What to work on
Pull every line with "estimates" from the data.
=== Supplied entries ===
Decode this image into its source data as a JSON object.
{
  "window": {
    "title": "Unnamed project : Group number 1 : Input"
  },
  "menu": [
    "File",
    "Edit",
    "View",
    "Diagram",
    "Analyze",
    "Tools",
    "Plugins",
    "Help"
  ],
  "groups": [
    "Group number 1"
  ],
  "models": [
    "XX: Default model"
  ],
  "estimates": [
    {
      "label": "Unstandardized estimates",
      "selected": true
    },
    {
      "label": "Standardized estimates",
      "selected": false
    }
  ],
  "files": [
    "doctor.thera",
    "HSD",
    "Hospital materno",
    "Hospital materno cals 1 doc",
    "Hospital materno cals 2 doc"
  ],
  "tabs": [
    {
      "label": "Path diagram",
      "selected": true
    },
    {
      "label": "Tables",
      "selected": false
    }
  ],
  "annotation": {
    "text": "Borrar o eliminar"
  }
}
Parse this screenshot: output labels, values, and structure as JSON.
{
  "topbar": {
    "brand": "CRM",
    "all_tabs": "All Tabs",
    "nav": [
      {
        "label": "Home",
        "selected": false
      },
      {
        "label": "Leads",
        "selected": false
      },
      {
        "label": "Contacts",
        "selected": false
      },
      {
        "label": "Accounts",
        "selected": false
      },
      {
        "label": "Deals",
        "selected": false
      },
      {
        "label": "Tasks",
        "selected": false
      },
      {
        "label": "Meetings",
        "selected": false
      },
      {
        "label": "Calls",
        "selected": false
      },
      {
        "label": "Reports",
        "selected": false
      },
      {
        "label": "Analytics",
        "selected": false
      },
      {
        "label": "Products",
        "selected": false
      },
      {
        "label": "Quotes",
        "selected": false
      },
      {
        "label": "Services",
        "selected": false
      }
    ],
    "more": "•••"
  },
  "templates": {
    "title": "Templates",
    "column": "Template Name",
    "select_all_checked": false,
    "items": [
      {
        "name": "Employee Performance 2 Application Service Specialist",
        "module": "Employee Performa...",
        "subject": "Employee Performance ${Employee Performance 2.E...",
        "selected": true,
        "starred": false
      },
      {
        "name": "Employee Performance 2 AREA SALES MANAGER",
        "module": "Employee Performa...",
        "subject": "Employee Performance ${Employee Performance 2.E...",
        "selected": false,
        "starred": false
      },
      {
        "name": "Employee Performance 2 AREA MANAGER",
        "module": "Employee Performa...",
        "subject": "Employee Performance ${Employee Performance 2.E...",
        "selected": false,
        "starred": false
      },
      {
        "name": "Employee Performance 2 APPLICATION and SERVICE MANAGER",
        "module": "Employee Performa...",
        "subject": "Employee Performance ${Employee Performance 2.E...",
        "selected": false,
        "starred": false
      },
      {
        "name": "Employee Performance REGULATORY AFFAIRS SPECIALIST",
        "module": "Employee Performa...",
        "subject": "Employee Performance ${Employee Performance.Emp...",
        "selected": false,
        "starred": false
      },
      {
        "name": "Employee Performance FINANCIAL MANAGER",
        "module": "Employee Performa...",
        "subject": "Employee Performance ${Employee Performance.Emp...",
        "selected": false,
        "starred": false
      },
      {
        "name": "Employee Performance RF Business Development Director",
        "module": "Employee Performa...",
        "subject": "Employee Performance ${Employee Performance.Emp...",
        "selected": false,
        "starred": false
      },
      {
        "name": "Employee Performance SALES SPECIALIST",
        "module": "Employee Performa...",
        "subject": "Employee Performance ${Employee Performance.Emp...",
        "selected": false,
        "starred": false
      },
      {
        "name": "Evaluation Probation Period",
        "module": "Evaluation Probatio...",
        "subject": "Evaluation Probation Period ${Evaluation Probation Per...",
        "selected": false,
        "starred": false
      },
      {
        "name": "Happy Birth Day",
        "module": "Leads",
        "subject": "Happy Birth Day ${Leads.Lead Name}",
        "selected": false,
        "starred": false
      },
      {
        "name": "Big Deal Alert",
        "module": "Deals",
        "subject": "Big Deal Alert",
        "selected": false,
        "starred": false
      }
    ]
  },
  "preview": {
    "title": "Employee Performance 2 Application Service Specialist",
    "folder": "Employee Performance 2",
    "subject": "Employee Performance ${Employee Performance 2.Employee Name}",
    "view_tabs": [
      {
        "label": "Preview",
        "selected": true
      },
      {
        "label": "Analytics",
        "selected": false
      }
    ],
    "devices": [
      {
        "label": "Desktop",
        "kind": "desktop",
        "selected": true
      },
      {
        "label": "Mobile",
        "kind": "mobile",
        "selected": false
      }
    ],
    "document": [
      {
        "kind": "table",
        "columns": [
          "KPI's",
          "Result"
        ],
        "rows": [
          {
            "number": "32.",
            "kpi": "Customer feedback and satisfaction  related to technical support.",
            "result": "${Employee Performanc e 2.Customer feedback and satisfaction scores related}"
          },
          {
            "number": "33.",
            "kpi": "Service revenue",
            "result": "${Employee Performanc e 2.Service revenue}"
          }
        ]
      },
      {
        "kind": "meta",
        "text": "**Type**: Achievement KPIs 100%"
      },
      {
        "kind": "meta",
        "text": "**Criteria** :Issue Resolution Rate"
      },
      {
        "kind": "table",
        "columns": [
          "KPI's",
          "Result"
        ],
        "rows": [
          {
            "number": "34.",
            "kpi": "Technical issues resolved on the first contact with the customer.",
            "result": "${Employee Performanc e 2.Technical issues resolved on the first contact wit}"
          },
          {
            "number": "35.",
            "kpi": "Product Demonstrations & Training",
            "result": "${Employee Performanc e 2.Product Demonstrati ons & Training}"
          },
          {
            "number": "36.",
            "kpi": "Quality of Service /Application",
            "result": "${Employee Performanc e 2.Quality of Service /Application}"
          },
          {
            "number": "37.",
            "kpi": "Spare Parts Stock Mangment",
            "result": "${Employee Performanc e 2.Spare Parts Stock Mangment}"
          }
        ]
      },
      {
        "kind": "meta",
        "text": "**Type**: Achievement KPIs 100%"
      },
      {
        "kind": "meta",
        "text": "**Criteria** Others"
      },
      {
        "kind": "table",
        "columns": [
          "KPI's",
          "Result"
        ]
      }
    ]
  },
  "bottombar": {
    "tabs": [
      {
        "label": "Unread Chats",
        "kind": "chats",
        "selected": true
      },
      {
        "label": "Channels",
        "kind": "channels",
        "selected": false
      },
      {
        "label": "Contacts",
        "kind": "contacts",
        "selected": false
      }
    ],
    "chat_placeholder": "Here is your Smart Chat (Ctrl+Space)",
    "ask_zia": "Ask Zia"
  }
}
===
Task solution
  "estimates": [
      "label": "Unstandardized estimates",
      "label": "Standardized estimates",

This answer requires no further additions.